About this task => Which lines below contain "fille"? Pull them out.

Input material =>
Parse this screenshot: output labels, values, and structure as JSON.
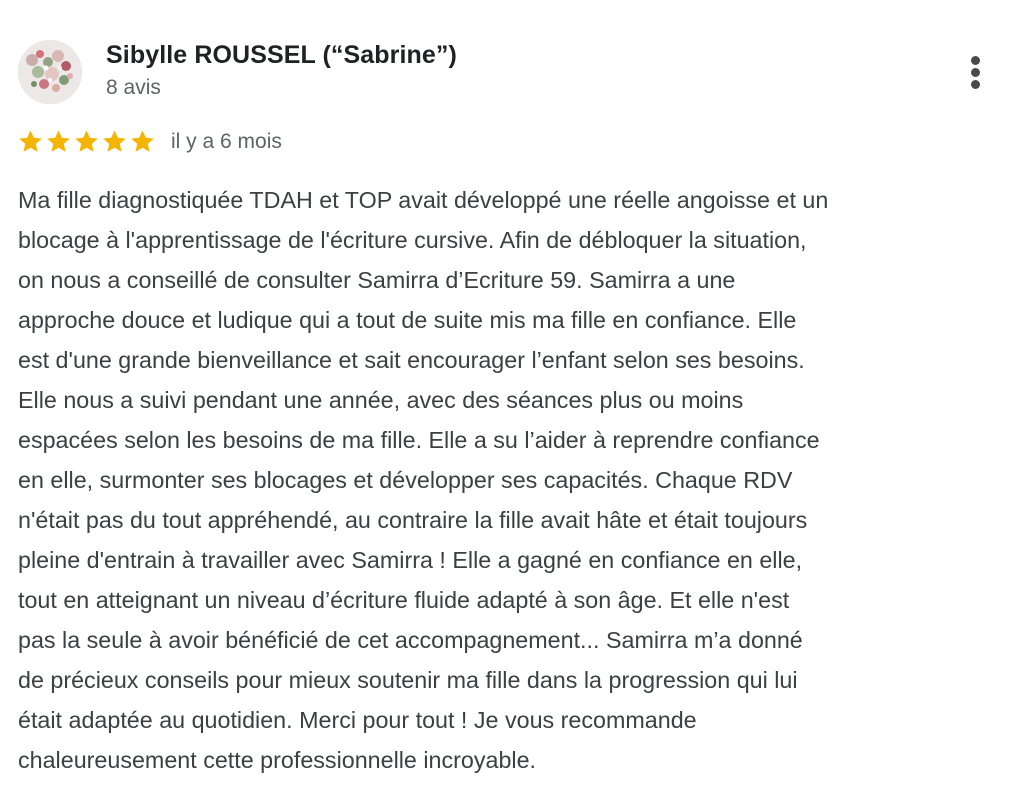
{
  "review": {
    "author": {
      "name": "Sibylle ROUSSEL (“Sabrine”)",
      "review_count": "8 avis",
      "avatar_icon": "floral-globe-avatar-icon"
    },
    "menu_icon": "more-vertical-icon",
    "rating": {
      "stars": 5,
      "max": 5,
      "star_icon": "star-icon",
      "star_color": "#F4B400"
    },
    "time_ago": "il y a 6 mois",
    "text_lines": [
      "Ma fille diagnostiquée TDAH et TOP avait développé une réelle angoisse et un",
      "blocage à l'apprentissage de l'écriture cursive. Afin de débloquer la situation,",
      "on nous a conseillé de consulter Samirra d’Ecriture 59. Samirra a une",
      "approche douce et ludique qui a tout de suite mis ma fille en confiance. Elle",
      "est d'une grande bienveillance et sait encourager l’enfant selon ses besoins.",
      "Elle nous a suivi pendant une année, avec des séances plus ou moins",
      "espacées selon les besoins de ma fille. Elle a su l’aider à reprendre confiance",
      "en elle, surmonter ses blocages et développer ses capacités. Chaque RDV",
      "n'était pas du tout appréhendé, au contraire la fille avait hâte et était toujours",
      "pleine d'entrain à travailler avec Samirra ! Elle a gagné en confiance en elle,",
      "tout en atteignant un niveau d’écriture fluide adapté à son âge. Et elle n'est",
      "pas la seule à avoir bénéficié de cet accompagnement... Samirra m’a donné",
      "de précieux conseils pour mieux soutenir ma fille dans la progression qui lui",
      "était adaptée au quotidien. Merci pour tout ! Je vous recommande",
      "chaleureusement cette professionnelle incroyable."
    ]
  }
}
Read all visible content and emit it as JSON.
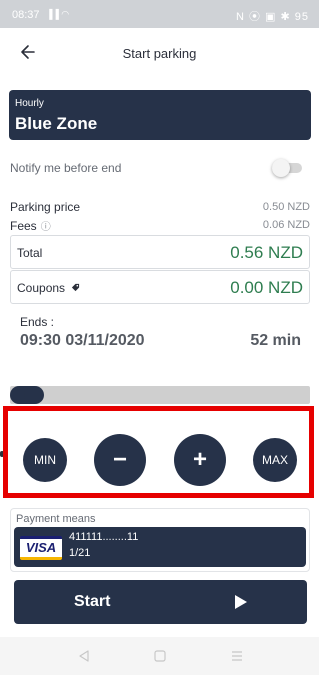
{
  "status_bar": {
    "time": "08:37",
    "signal_icons": "▐▐ ◠",
    "right_icons": "N ⦿ ▣ ✱ 95",
    "battery": "95"
  },
  "header": {
    "title": "Start parking"
  },
  "zone": {
    "type": "Hourly",
    "name": "Blue Zone"
  },
  "notify": {
    "label": "Notify me before end",
    "enabled": false
  },
  "pricing": {
    "parking_price_label": "Parking price",
    "parking_price_value": "0.50 NZD",
    "fees_label": "Fees",
    "fees_value": "0.06 NZD",
    "total_label": "Total",
    "total_value": "0.56 NZD",
    "coupons_label": "Coupons",
    "coupons_value": "0.00 NZD"
  },
  "ends": {
    "label": "Ends :",
    "datetime": "09:30 03/11/2020",
    "duration": "52 min"
  },
  "duration_slider": {
    "level_fraction": 0.05
  },
  "controls": {
    "min_label": "MIN",
    "minus_label": "−",
    "plus_label": "+",
    "max_label": "MAX"
  },
  "payment": {
    "label": "Payment means",
    "card_brand": "VISA",
    "card_number": "411111........11",
    "card_expiry": "1/21"
  },
  "start_button": {
    "label": "Start"
  },
  "colors": {
    "primary": "#263249",
    "total_green": "#2e7d4f",
    "highlight_red": "#e60000"
  },
  "icons": {
    "back": "arrow-left-icon",
    "info": "info-icon",
    "coupon": "tag-icon",
    "play": "play-icon",
    "nav_back": "triangle-back-icon",
    "nav_home": "square-home-icon",
    "nav_menu": "menu-lines-icon"
  }
}
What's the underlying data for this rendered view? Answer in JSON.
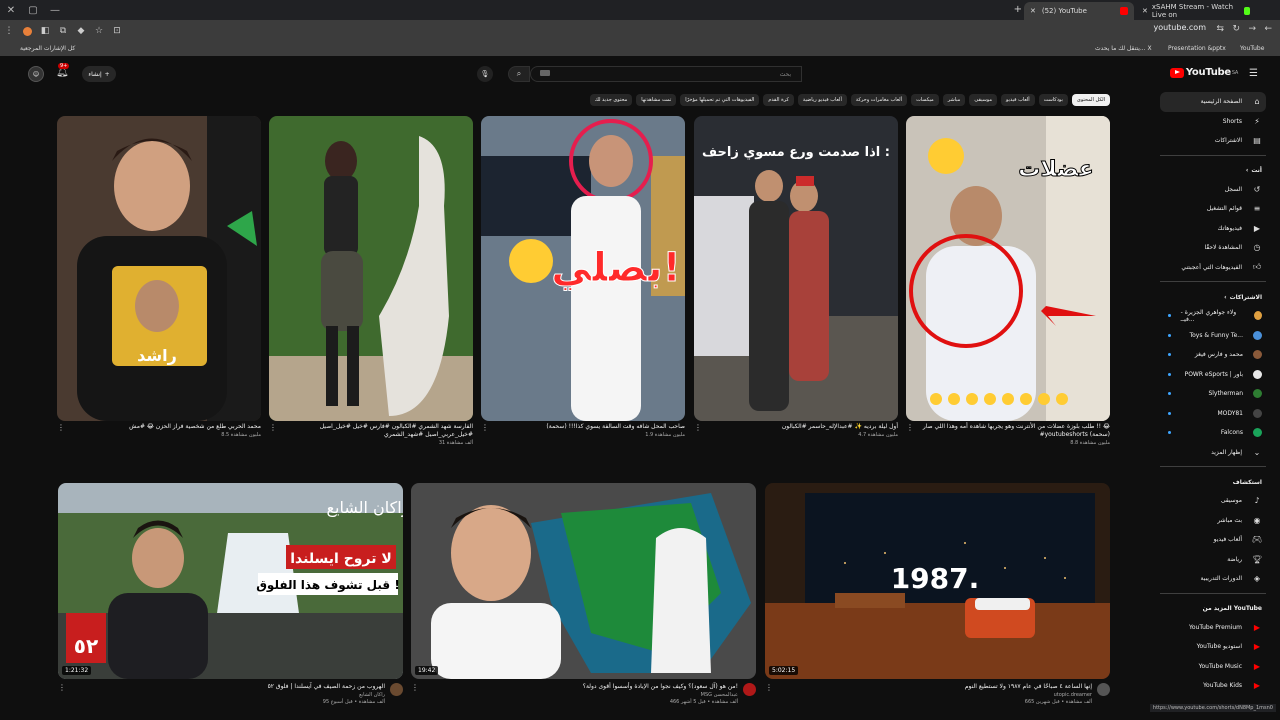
{
  "browser": {
    "tabs": [
      {
        "label": "(52) YouTube",
        "active": true
      },
      {
        "label": "xSAHM Stream - Watch Live on",
        "active": false
      }
    ],
    "url": "youtube.com",
    "bookmarks": [
      "كل الإشارات المرجعية",
      "يتنقل لك ما يحدث... X",
      "Presentation &pptx",
      "YouTube"
    ],
    "status_url": "https://www.youtube.com/shorts/dN8Mp_1msn0"
  },
  "header": {
    "logo": "YouTube",
    "region": "SA",
    "search_placeholder": "بحث",
    "create_label": "إنشاء",
    "notifications": "9+"
  },
  "chips": [
    {
      "label": "الكل المحتوى",
      "active": true
    },
    {
      "label": "بودكاست"
    },
    {
      "label": "ألعاب فيديو"
    },
    {
      "label": "موسيقى"
    },
    {
      "label": "مباشر"
    },
    {
      "label": "ميكسات"
    },
    {
      "label": "ألعاب مغامرات وحركة"
    },
    {
      "label": "ألعاب فيديو رياضية"
    },
    {
      "label": "كرة القدم"
    },
    {
      "label": "الفيديوهات التي تم تحميلها مؤخرًا"
    },
    {
      "label": "تمت مشاهدتها"
    },
    {
      "label": "محتوى جديد لك"
    }
  ],
  "shorts": [
    {
      "title": "طلب بلوزة عضلات من الأنترنت وهو يجربها شاهده أمه وهذا اللي صار !! 😂 #youtubeshorts (سحمة)",
      "views": "8.8 مليون مشاهدة"
    },
    {
      "title": "أول ليلة برديه ✨ #عبدالإله_حاسمر #الكبالون",
      "views": "4.7 مليون مشاهدة"
    },
    {
      "title": "صاحب المحل شافه وقت السالفة يسوي كذا!!! (سحمة)",
      "views": "1.9 مليون مشاهدة"
    },
    {
      "title": "الفارسة شهد الشمري #الكبالون #فارس #خيل #خيل_اصيل #خيل_عربي_اصيل #شهد_الشمري",
      "views": "31 ألف مشاهدة"
    },
    {
      "title": "محمد الحربي طلع من شخصية فراز الحزن 😂 #مش",
      "views": "8.5 مليون مشاهدة"
    }
  ],
  "videos": [
    {
      "title": "إنها الساعة ٤ صباحًا في عام ١٩٨٧ ولا تستطيع النوم",
      "channel": "utopic.dreamer",
      "stats": "665 ألف مشاهدة • قبل شهرين",
      "duration": "5:02:15"
    },
    {
      "title": "من هو (آل سعود)؟ وكيف نجوا من الإبادة وأسسوا أقوى دولة؟!",
      "channel": "MSG عبدالمحسن",
      "stats": "466 ألف مشاهدة • قبل 5 أشهر",
      "duration": "19:42"
    },
    {
      "title": "الهروب من زحمة الصيف في آيسلندا | فلوق ٥٢",
      "channel": "راكان الشايع",
      "stats": "95 ألف مشاهدة • قبل أسبوع",
      "duration": "1:21:32"
    }
  ],
  "sidebar": {
    "main": [
      {
        "label": "الصفحة الرئيسية",
        "icon": "home-icon",
        "active": true
      },
      {
        "label": "Shorts",
        "icon": "shorts-icon"
      },
      {
        "label": "الاشتراكات",
        "icon": "subscriptions-icon"
      }
    ],
    "you_heading": "أنت",
    "you": [
      {
        "label": "السجل",
        "icon": "history-icon"
      },
      {
        "label": "قوائم التشغيل",
        "icon": "playlist-icon"
      },
      {
        "label": "فيديوهاتك",
        "icon": "your-videos-icon"
      },
      {
        "label": "المشاهدة لاحقًا",
        "icon": "watch-later-icon"
      },
      {
        "label": "الفيديوهات التي أعجبتني",
        "icon": "like-icon"
      }
    ],
    "subs_heading": "الاشتراكات",
    "subs": [
      {
        "label": "ولاء جواهري الجزيرة - فيــ...",
        "color": "#e0a040"
      },
      {
        "label": "Toys & Funny Te...",
        "color": "#4a90d9"
      },
      {
        "label": "محمد و فارس فيغز",
        "color": "#8a5a3a"
      },
      {
        "label": "POWR eSports | باور",
        "color": "#e8e8e8"
      },
      {
        "label": "Slytherman",
        "color": "#2e7d32"
      },
      {
        "label": "MODY81",
        "color": "#444"
      },
      {
        "label": "Falcons",
        "color": "#1aa35a"
      }
    ],
    "show_more": "إظهار المزيد",
    "explore_heading": "استكشاف",
    "explore": [
      {
        "label": "موسيقى",
        "icon": "music-icon"
      },
      {
        "label": "بث مباشر",
        "icon": "live-icon"
      },
      {
        "label": "ألعاب فيديو",
        "icon": "gaming-icon"
      },
      {
        "label": "رياضة",
        "icon": "trophy-icon"
      },
      {
        "label": "الدورات التدريبية",
        "icon": "courses-icon"
      }
    ],
    "more_heading": "المزيد من YouTube",
    "more": [
      {
        "label": "YouTube Premium"
      },
      {
        "label": "YouTube استوديو"
      },
      {
        "label": "YouTube Music"
      },
      {
        "label": "YouTube Kids"
      }
    ]
  }
}
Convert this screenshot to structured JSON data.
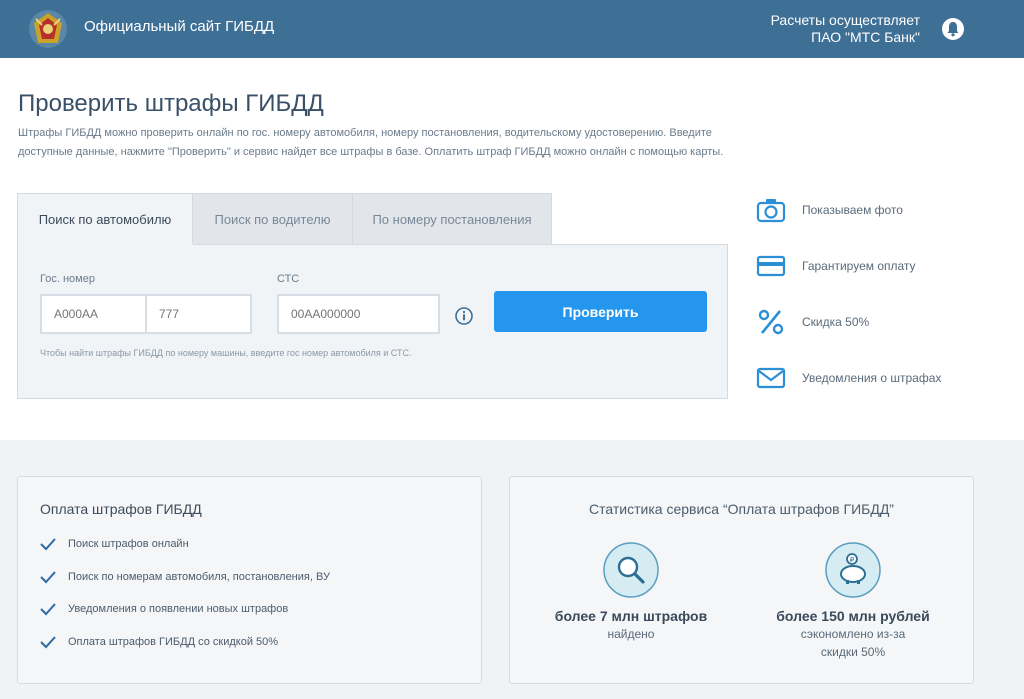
{
  "header": {
    "site_title": "Официальный сайт ГИБДД",
    "payer_line1": "Расчеты осуществляет",
    "payer_line2": "ПАО \"МТС Банк\"",
    "logo_icon": "gibdd-emblem-icon",
    "bell_icon": "bell-icon",
    "background_color": "#3e6f95"
  },
  "main": {
    "title": "Проверить штрафы ГИБДД",
    "intro": "Штрафы ГИБДД можно проверить онлайн по гос. номеру автомобиля, номеру постановления, водительскому удостоверению. Введите доступные данные, нажмите \"Проверить\" и сервис найдет все штрафы в базе. Оплатить штраф ГИБДД можно онлайн с помощью карты."
  },
  "tabs": [
    {
      "label": "Поиск по автомобилю",
      "active": true
    },
    {
      "label": "Поиск по водителю",
      "active": false
    },
    {
      "label": "По номеру постановления",
      "active": false
    }
  ],
  "form": {
    "plate_label": "Гос. номер",
    "plate_placeholder": "А000АА",
    "region_placeholder": "777",
    "sts_label": "СТС",
    "sts_placeholder": "00АА000000",
    "submit_label": "Проверить",
    "hint": "Чтобы найти штрафы ГИБДД по номеру машины, введите гос номер автомобиля и СТС.",
    "accent_color": "#2596ee"
  },
  "features": [
    {
      "icon": "camera-icon",
      "label": "Показываем фото"
    },
    {
      "icon": "credit-card-icon",
      "label": "Гарантируем оплату"
    },
    {
      "icon": "percent-icon",
      "label": "Скидка 50%"
    },
    {
      "icon": "envelope-icon",
      "label": "Уведомления о штрафах"
    }
  ],
  "payment_card": {
    "title": "Оплата штрафов ГИБДД",
    "items": [
      "Поиск штрафов онлайн",
      "Поиск по номерам автомобиля, постановления, ВУ",
      "Уведомления о появлении новых штрафов",
      "Оплата штрафов ГИБДД со скидкой 50%"
    ]
  },
  "stats_card": {
    "title": "Статистика сервиса “Оплата штрафов ГИБДД”",
    "stats": [
      {
        "icon": "magnifier-icon",
        "value": "более 7 млн штрафов",
        "desc_line1": "найдено",
        "desc_line2": ""
      },
      {
        "icon": "piggy-bank-icon",
        "value": "более 150 млн рублей",
        "desc_line1": "сэкономлено из-за",
        "desc_line2": "скидки 50%"
      }
    ]
  }
}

Finished task =>
      "Ma fille diagnostiquée TDAH et TOP avait développé une réelle angoisse et un",
      "approche douce et ludique qui a tout de suite mis ma fille en confiance. Elle",
      "espacées selon les besoins de ma fille. Elle a su l’aider à reprendre confiance",
      "n'était pas du tout appréhendé, au contraire la fille avait hâte et était toujours",
      "de précieux conseils pour mieux soutenir ma fille dans la progression qui lui",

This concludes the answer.